Day: June 6, 2013

Does sustainability need to cheer up?

Read the full story at GreenBiz.

In their latest book, “Flourishing: A Frank Conversation About Sustainability,” John Ehrenfeld and Andrew Hoffman explore a definition of sustainability as “the possibility that humans and other life will flourish on Earth forever.” They ask an important but mostly overlooked question: What is it that we’re trying to sustain in the first place? The answer for Ehrenfeld is flourishing — “a workable metaphor for the bundle of things that make life worth living and produce well being.”

ACEEE International Scorecard Self-Scoring Tool

Download the tool.

The ACEEE International Scorecard Self-Scoring Tool is an analytic tool that helps users develop a high-level snapshot of the overall energy efficiency of a nation, state, or province. The tool is based on the 2012 ACEEE International Energy Efficiency Scorecard, which analyzed and ranked 12 of the world’s largest economies on their overall energy efficiency. This tool allows users to perform similar analyses on countries of their choice and compare those results with the 12 economies analyzed by ACEEE. This tool is unique in that in addition to compiling key information specifically addressing the energy efficiency of a country, it provides complementary resources and analysis highlighting best practices and opportunities to improve while providing a benchmark with which a country’s progress toward improving its energy efficiency can be compared.

Research shows where trash accumulates in the deep sea

Read the full story in R&D Magazine.

Surprisingly large amounts of discarded trash end up in the ocean. Plastic bags, aluminum cans, and fishing debris not only clutter our beaches, but accumulate in open-ocean areas such as the “Great Pacific Garbage Patch.” Now, a paper by researchers at the Monterey Bay Aquarium Research Institute (MBARI) shows that trash is also accumulating in the deep sea, particularly in Monterey Canyon.

Bigger Cities Don’t Always Equate to Energy Savings

Read the full story from Boise State University.

New research by visiting Boise State University professor of economics Michail Fragkias could help shape how major cities are built and managed in the coming decades.

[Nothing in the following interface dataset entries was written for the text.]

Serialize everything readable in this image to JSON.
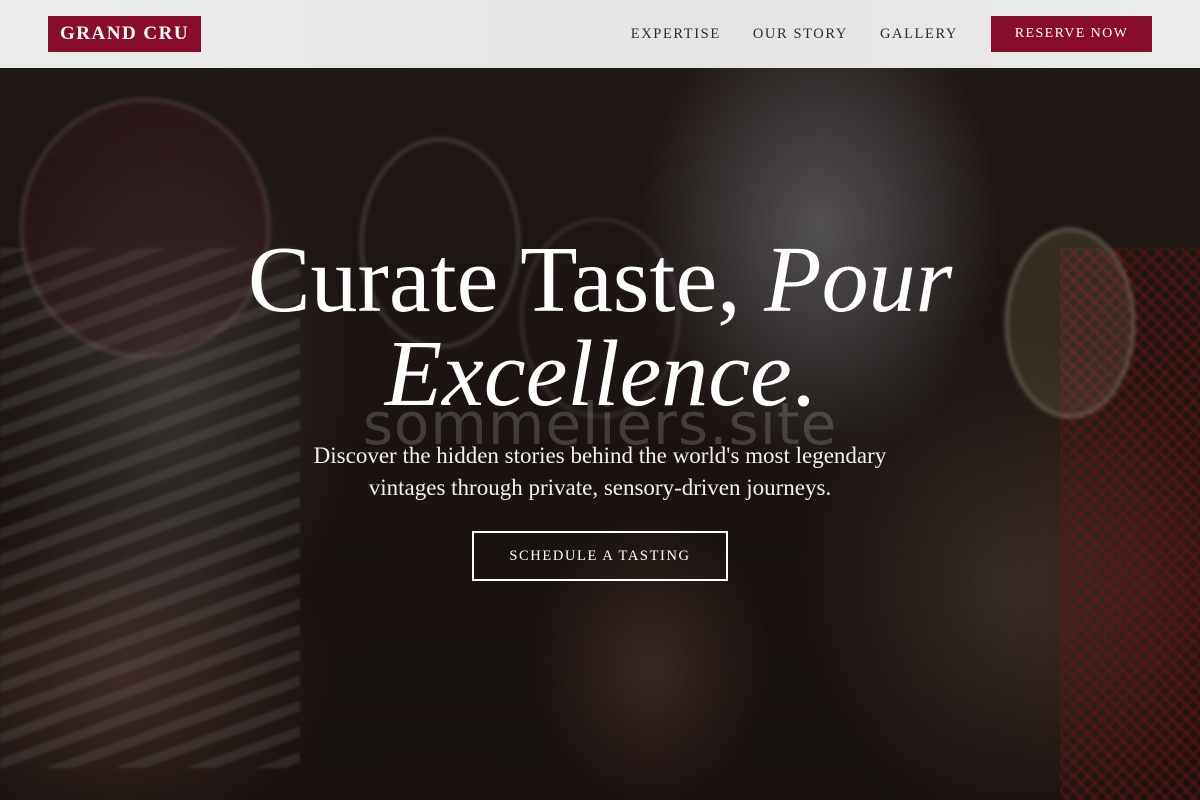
{
  "header": {
    "logo_text": "GRAND CRU",
    "nav": [
      {
        "label": "EXPERTISE"
      },
      {
        "label": "OUR STORY"
      },
      {
        "label": "GALLERY"
      }
    ],
    "cta_label": "RESERVE NOW"
  },
  "hero": {
    "headline_line1_plain": "Curate Taste, ",
    "headline_line1_italic": "Pour",
    "headline_line2_italic": "Excellence",
    "headline_line2_plain": ".",
    "subtext_line1": "Discover the hidden stories behind the world's most legendary",
    "subtext_line2": "vintages through private, sensory-driven journeys.",
    "cta_label": "SCHEDULE A TASTING",
    "watermark": "sommeliers.site",
    "background_image": "people-clinking-wine-glasses-photo"
  },
  "colors": {
    "brand": "#880d2d",
    "header_bg": "#e8e8e8",
    "nav_text": "#2c2c2c",
    "hero_text": "#ffffff"
  }
}
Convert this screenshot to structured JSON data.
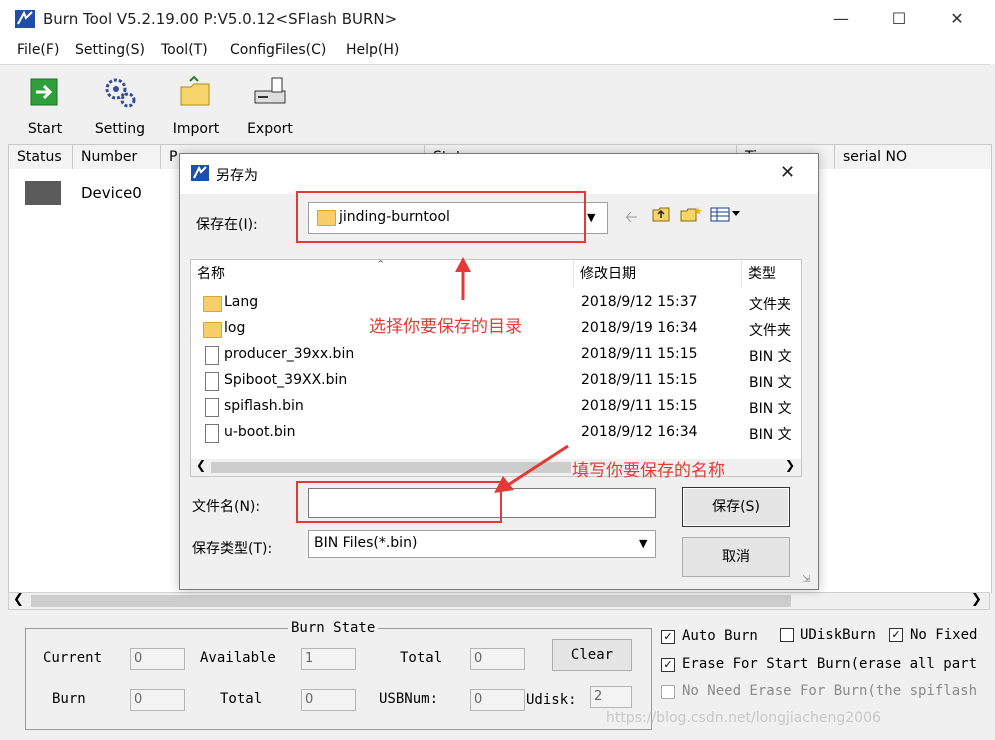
{
  "window": {
    "title": "Burn Tool V5.2.19.00 P:V5.0.12<SFlash BURN>"
  },
  "menu": [
    "File(F)",
    "Setting(S)",
    "Tool(T)",
    "ConfigFiles(C)",
    "Help(H)"
  ],
  "toolbar": {
    "start": "Start",
    "setting": "Setting",
    "import": "Import",
    "export": "Export"
  },
  "grid": {
    "columns": [
      "Status",
      "Number",
      "P",
      "Stat",
      "Ti",
      "serial NO"
    ],
    "rows": [
      {
        "number": "Device0"
      }
    ]
  },
  "burn_state": {
    "title": "Burn State",
    "current_label": "Current",
    "current_value": "0",
    "available_label": "Available",
    "available_value": "1",
    "total_label": "Total",
    "total_value": "0",
    "clear_label": "Clear",
    "burn_label": "Burn",
    "burn_value": "0",
    "total2_label": "Total",
    "total2_value": "0",
    "usbnum_label": "USBNum:",
    "usbnum_value": "0",
    "udisk_label": "Udisk:",
    "udisk_value": "2"
  },
  "options": {
    "auto_burn": "Auto Burn",
    "udisk_burn": "UDiskBurn",
    "no_fixed": "No Fixed",
    "erase": "Erase For Start Burn(erase all part",
    "no_need_erase": "No Need Erase For Burn(the spiflash"
  },
  "watermark": "https://blog.csdn.net/longjiacheng2006",
  "dialog": {
    "title": "另存为",
    "save_in_label": "保存在(I):",
    "save_in_value": "jinding-burntool",
    "columns": {
      "name": "名称",
      "modified": "修改日期",
      "type": "类型"
    },
    "files": [
      {
        "name": "Lang",
        "date": "2018/9/12 15:37",
        "type": "文件夹",
        "kind": "folder"
      },
      {
        "name": "log",
        "date": "2018/9/19 16:34",
        "type": "文件夹",
        "kind": "folder"
      },
      {
        "name": "producer_39xx.bin",
        "date": "2018/9/11 15:15",
        "type": "BIN 文",
        "kind": "file"
      },
      {
        "name": "Spiboot_39XX.bin",
        "date": "2018/9/11 15:15",
        "type": "BIN 文",
        "kind": "file"
      },
      {
        "name": "spiflash.bin",
        "date": "2018/9/11 15:15",
        "type": "BIN 文",
        "kind": "file"
      },
      {
        "name": "u-boot.bin",
        "date": "2018/9/12 16:34",
        "type": "BIN 文",
        "kind": "file"
      }
    ],
    "filename_label": "文件名(N):",
    "filename_value": "",
    "filetype_label": "保存类型(T):",
    "filetype_value": "BIN Files(*.bin)",
    "save_button": "保存(S)",
    "cancel_button": "取消"
  },
  "annotations": {
    "choose_dir": "选择你要保存的目录",
    "fill_name": "填写你要保存的名称"
  }
}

More than half the world’s population currently lives in cities, and an additional 3-5 billion more are headed that way by the end of the century. This growth has led to increased interest in finding ways to meet energy demands, control greenhouse gas emissions and ultimately achieve global sustainability.

It is a long-held assumption that large cities benefit from economies of scale. A higher concentration of residents, shared infrastructure and increased economic activity lead to innovation, efficiencies and lower-than-average energy consumption.

Or does it? Data collected by Fragkias and his team of co-researchers brings that last assumption into question.